A former Rusk County Health and Human Services employee was sentenced Nov. 6 to five years in prison for wire fraud and aggravated identify theft.
Sandra Stiner, 66, Ladysmith pleaded guilty to these charges on Aug. 12 and returned to be sentenced by U.S. District Judge William Conley on Nov. 6.
Stiner worked at the Rusk County Health and Human Service Department (HHS) for 42 years before retiring in January 2019. While working for HHS, Stiner misappropriated $702,351, during a nine-year time span, from June 2010 to January 2019.
Stinter created and submitted fictitious invoices allegedly from a home-based therapy company for nonexistent intensive in-home autism services to twin boys.
At her plea hearing on Aug. 12, Stiner admitted that she used, without lawful authority, a means of identification of real people and real entities in an effort to create documentation that appeared legitimate and provided cover to support her fraud scheme, including taking the name and taxpayer identification number of a real company, it’s owner and misusing them to create a nominee bank account, nominee email account, and fictitious invoices.
Stiner also admitted that part of her fraud scheme included her forging the signature of a doctor on various home-base therapy documents and IRS forms to make these documents appear legitimate to Rusk County.
Stiner admitted she took the name of a CPA firm in La Crosse and misused it to create a fictitious letter and financial statements for the home-based therapy company.
Stiner told Conley she created a nominee bank account on June 21, 2010, at Bank of America using the name of the home-based therapy company and forged the signature of the doctor on the direct deposit authorization form to make sure the payments came to Stiner and not the real owner.
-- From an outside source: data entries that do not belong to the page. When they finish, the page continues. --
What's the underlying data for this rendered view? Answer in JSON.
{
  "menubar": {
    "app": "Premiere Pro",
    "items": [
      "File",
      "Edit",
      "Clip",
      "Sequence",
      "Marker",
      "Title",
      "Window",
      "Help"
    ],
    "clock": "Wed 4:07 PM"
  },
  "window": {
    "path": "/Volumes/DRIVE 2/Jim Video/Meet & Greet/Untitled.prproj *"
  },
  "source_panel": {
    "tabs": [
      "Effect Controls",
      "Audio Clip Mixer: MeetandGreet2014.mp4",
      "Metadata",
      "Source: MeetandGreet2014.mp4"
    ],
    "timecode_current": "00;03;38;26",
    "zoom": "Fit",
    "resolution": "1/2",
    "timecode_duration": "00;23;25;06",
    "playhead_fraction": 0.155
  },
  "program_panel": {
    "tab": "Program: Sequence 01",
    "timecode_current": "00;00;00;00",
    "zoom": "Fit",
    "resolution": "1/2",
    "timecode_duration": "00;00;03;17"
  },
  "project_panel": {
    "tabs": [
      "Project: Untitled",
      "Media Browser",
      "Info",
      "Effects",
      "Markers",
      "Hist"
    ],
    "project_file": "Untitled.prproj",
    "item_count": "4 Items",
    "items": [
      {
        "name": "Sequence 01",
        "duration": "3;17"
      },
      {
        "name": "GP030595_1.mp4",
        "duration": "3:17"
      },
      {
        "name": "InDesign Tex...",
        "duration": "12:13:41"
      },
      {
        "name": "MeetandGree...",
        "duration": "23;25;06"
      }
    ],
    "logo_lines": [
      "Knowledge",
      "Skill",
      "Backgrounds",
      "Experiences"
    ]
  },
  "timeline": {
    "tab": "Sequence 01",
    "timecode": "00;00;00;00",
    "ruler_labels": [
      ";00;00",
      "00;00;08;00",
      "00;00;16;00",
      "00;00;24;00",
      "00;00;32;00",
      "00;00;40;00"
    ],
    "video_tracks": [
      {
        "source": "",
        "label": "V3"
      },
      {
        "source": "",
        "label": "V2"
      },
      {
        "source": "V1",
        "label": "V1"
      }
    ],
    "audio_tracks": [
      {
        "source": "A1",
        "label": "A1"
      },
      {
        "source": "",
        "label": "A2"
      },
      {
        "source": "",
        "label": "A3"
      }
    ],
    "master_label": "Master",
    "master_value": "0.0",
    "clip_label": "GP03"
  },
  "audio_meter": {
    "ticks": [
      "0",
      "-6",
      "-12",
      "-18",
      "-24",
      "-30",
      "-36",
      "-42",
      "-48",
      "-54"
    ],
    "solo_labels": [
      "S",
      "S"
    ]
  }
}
Based on these fictitious invoices, Rusk County paid $702,351 to Stiner’s nominee bank account over a 9-year period.
During her plea hearing on Aug. 12, Stiner admitted she spent the misappropriated funds on various personal expenditures including $295,000 in credit card payments, $200,000 in cash advances, $20,000 in iTunes charges for a gaming app called Big Fish Casino, $50,000 in retail shopping expenses, over $41,000 on her house mortgage and over $18,000 in automobile loan payments.
The maximum penalty for the wire fraud charge is 20 years in federal prison. The penalty for the aggravated identity theft charge is a mandatory two-year sentence, which could have been served consecutive to any prison term imposed on her wire fraud charge.
Conley imposed a sentence of three years for the wire fraud charge and a consecutive two years for the aggravated identity theft charge, for a total prison sentence of five years. Conley ordered Stiner to report to prison on Jan. 6, 2021.
In imposing sentence on Nov. 6, Conley told Stiner that he has seldom seen someone whose conduct was so cynical, deliberative and longstanding. He explained to Stiner that her conduct also undermined the public trust in government institutions. Conley ended his comments by telling Stiner, “I am holding you responsible for the decisions you made.”
The charges against Stiner are the result of an investigation conducted by the Rusk County Sheriff’s Office and the Federal Bureau of Investigation (FBI). Assistant United States Attorney Daniel J. Graber is handling the prosecution.